Football is fast becoming a game of stats. It started with Fantasy Football counting every player’s goals, assists and clean sheets. Then companies like Opta came along to track the minutia of every player on the pitch’s game; distance run, passes completed, times blinked etc.
Then companies like Opta came along to track the minutia of every player on the pitch’s game; distance run, passes completed, times blinked etc.
This explosion of information has, for the most part, been largely unnoticed – with broadcasters, magazines and even brands like Nike seamlessly integrating into their projects, be it an information bar when a player is substituted, an in-depth look at what the man-of-the-match did to earn his plaudits, or making shining examples of their key athletes when advertising a new pair of football boots.
Under Armour, however, have some even bigger plans for when they take the reigns as technical supplier to Tottenham Hotspur in 2012.
Speaking in the wake of the unveiling of the American Baselayer giant’s reportedly £10m a year deal with the North London club, Under Armour˘ executive vice-president Mark Dowley revealed that he wants to take stats and information to a previously unimagined level:
”We can metrically tell you what is happening to the body of somebody kicking a penalty in front of 60,000 people,” said Dowley,' ”You can watch his heart rate as he waits to take the kick. For the first time you can see inside an athlete as they perform. It adds to the drama.”
Using a refined version of the ‘E39’ technology the Baltimore brand developed for the 2011 NFL Combine, Under Armour think that by 2012, they will be in a position to stream live data, not only to coaches, medical staff and internal club personell, but to the broadcaster, right from their football shirts; so they could give the audience at home a look into the inner workings of a Premiership footballer.
Using graphics similar to Sky Sports Playercam or ‘Red Button’ interactive coverage, we at home would be able to see Van der Vaart’s heart rate sky-rocket when he bags a winner, how long it takes Luka Moric to really break a sweat using moisture sensors and just how lung-busting Aaron Lennon’s run was with respiratory monitors and speedometers.
Dowley also sees the benefits that it brings to a football club as a whole, especially on the training ground saying, ”You could also tell who the best conditioned athlete is on the pitch and over the season, and when to pull a player out because he˘ worn out.”
On one hand, there’s something inherently cool about this sort of thing, it is genuinely sci-fi levels of technology and the very thought that all this could be fitted into something as humble as a football shirt is incredibly interesting.

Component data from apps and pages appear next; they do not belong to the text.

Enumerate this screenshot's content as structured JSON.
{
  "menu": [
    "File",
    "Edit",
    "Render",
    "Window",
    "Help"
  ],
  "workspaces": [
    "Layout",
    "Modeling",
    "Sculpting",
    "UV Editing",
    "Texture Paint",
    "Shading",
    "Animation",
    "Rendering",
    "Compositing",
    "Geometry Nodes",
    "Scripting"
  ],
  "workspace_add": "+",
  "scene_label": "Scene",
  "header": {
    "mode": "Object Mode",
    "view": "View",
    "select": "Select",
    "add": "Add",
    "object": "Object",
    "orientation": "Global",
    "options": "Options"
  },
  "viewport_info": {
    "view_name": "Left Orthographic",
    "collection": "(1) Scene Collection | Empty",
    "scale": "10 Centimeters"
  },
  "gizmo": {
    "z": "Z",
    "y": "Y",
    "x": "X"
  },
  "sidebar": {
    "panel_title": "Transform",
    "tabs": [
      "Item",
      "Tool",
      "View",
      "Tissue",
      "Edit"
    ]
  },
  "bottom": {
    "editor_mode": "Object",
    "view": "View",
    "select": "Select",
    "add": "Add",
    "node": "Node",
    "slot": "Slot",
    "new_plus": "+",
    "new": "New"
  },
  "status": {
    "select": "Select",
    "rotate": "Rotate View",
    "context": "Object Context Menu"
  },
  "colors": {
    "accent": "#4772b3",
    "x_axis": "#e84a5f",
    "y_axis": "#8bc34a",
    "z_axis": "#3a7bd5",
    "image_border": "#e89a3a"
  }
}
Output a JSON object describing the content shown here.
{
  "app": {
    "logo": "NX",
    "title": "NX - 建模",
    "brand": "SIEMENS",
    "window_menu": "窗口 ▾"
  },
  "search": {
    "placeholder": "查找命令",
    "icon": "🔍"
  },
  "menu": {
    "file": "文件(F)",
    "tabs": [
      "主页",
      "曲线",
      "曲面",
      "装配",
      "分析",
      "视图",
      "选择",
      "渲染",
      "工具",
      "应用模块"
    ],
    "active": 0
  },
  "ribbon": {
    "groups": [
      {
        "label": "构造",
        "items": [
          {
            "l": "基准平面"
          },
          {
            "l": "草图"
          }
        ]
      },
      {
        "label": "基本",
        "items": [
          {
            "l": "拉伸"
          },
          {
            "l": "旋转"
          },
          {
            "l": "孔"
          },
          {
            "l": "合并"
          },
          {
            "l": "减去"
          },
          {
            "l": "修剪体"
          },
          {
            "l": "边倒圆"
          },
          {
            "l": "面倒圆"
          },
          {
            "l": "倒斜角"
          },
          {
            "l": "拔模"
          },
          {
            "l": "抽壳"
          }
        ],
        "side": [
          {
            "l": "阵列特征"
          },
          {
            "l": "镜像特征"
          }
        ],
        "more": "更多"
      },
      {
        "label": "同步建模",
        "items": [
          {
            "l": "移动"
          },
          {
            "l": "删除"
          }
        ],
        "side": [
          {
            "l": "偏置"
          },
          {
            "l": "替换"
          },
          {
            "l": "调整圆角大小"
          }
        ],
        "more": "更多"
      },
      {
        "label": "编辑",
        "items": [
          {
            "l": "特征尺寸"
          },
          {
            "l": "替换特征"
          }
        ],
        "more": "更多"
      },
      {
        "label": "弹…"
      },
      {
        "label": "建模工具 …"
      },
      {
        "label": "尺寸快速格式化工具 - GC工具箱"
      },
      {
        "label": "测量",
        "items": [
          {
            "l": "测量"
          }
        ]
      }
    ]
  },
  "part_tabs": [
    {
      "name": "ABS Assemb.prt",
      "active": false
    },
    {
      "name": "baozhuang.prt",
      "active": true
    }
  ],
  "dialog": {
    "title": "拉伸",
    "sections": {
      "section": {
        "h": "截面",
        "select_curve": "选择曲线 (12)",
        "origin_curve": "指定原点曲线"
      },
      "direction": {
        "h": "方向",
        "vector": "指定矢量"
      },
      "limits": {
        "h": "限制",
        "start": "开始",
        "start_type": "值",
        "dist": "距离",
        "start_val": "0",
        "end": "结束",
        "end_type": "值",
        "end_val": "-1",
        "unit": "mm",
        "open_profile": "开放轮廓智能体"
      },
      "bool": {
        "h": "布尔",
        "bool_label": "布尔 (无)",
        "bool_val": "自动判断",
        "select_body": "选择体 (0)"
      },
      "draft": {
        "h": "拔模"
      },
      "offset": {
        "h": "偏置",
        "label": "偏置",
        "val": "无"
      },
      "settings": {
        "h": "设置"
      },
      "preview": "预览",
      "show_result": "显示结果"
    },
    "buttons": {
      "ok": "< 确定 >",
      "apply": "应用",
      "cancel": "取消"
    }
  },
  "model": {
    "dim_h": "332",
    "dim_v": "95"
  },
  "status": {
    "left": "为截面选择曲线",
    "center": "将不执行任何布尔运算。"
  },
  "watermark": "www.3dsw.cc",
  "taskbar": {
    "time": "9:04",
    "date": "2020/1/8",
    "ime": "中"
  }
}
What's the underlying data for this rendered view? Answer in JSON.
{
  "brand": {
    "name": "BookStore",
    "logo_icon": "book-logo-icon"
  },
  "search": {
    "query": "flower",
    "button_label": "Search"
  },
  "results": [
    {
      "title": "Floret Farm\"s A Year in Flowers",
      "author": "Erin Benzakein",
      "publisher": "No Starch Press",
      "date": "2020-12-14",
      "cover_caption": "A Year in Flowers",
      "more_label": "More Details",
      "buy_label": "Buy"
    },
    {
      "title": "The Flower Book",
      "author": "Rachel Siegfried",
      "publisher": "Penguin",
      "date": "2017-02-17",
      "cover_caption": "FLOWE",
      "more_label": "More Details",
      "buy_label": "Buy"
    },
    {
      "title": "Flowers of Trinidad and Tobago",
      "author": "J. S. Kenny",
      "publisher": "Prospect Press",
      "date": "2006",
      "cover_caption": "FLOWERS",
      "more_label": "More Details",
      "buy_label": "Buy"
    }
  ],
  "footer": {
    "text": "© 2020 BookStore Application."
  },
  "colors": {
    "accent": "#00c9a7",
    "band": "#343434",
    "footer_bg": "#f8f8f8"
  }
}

The benefits for the training staff is also something that could prolong players seasons, if not their careers! The thought of Harry Redknapp hunched over his iPad with his fitness coach monitoring his players vitals before deciding which player is coming off in a vital 67th minute substitution is nothing short of compelling.
On the other hand – is this level of data collection bad for the players mentality? At best it’s unnecessary – football has gone decades without this degree of monitoring – and at worst it’s invasive and unethical – such information could be exploited by the media, revealing issues with the players health, fitness and even things like hereditary defects and underlying genetic conditions.
We here at Footy-Boots towers can’t make our minds up – so we’re putting it to a poll!
Let us know where you stand by voting in the box below, or posting a comment if you feel really strongly on the subject! [poll id=”49″]